Task details - Give again, exactly as they appear, only the lines from the one containing "Read all visible content and emit it as JSON." through the last line of the material below.

──────── Task inputs ────────

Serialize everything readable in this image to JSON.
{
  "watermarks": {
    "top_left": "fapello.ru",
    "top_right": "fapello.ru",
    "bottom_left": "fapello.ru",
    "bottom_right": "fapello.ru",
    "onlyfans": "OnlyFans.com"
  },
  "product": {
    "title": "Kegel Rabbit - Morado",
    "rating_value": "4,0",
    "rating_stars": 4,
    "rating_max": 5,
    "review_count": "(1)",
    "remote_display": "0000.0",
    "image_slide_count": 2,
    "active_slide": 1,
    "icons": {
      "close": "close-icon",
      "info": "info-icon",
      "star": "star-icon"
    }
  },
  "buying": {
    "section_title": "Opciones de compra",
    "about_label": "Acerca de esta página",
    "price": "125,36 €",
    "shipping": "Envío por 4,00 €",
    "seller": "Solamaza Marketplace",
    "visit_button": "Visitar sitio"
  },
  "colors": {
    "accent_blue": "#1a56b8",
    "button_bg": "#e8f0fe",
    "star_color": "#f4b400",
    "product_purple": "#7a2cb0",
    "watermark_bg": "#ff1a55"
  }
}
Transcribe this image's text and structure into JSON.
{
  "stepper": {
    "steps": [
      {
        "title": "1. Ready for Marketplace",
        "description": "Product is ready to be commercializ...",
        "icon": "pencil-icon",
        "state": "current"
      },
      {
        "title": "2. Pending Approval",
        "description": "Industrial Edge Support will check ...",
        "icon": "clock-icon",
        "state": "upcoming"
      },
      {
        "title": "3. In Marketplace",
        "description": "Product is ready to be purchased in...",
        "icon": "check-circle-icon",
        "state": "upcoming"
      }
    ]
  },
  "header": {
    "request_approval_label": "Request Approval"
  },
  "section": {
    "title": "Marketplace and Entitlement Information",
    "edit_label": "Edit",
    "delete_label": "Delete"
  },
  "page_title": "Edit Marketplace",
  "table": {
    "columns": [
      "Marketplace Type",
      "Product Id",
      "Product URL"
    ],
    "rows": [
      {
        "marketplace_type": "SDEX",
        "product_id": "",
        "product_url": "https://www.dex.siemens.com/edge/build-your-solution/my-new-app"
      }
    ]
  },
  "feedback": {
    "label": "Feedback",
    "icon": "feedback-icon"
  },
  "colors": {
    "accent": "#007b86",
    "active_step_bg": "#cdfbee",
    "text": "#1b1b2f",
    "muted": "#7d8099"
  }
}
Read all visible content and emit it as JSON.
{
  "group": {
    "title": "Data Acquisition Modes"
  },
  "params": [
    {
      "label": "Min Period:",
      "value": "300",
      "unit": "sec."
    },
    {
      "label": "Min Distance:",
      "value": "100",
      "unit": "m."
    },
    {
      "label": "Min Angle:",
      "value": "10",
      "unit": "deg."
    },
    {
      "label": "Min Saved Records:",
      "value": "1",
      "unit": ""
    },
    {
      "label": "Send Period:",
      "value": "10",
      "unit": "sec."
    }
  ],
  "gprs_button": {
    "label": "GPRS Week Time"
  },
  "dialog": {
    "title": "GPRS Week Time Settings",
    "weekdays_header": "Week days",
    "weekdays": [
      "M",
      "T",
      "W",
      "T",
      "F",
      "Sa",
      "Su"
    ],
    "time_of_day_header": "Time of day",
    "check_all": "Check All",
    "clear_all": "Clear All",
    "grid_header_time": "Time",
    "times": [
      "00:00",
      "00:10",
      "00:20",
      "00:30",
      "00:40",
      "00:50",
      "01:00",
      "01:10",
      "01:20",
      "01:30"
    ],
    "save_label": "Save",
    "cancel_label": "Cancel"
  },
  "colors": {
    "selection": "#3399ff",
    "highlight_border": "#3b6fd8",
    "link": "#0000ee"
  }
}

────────

Your solution -
Read all visible content and emit it as JSON.
{
  "group": {
    "title": "Data Acquisition Modes"
  },
  "params": [
    {
      "label": "Min Period:",
      "value": "300",
      "unit": "sec."
    },
    {
      "label": "Min Distance:",
      "value": "100",
      "unit": "m."
    },
    {
      "label": "Min Angle:",
      "value": "10",
      "unit": "deg."
    },
    {
      "label": "Min Saved Records:",
      "value": "1",
      "unit": ""
    },
    {
      "label": "Send Period:",
      "value": "10",
      "unit": "sec."
    }
  ],
  "gprs_button": {
    "label": "GPRS Week Time"
  },
  "dialog": {
    "title": "GPRS Week Time Settings",
    "weekdays_header": "Week days",
    "weekdays": [
      "M",
      "T",
      "W",
      "T",
      "F",
      "Sa",
      "Su"
    ],
    "time_of_day_header": "Time of day",
    "check_all": "Check All",
    "clear_all": "Clear All",
    "grid_header_time": "Time",
    "times": [
      "00:00",
      "00:10",
      "00:20",
      "00:30",
      "00:40",
      "00:50",
      "01:00",
      "01:10",
      "01:20",
      "01:30"
    ],
    "save_label": "Save",
    "cancel_label": "Cancel"
  },
  "colors": {
    "selection": "#3399ff",
    "highlight_border": "#3b6fd8",
    "link": "#0000ee"
  }
}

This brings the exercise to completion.